Start of Data under study

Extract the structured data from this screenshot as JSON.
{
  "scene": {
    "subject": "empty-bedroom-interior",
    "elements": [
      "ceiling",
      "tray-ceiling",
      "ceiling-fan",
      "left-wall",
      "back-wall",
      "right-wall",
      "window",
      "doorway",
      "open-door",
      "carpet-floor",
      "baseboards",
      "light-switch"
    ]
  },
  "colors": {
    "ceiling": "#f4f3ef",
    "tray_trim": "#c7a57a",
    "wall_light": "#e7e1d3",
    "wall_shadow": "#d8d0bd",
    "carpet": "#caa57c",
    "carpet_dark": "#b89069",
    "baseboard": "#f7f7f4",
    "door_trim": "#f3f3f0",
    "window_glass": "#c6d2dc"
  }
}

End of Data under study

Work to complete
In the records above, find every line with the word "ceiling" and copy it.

Result of this exercise
      "ceiling",
      "tray-ceiling",
      "ceiling-fan",
    "ceiling": "#f4f3ef",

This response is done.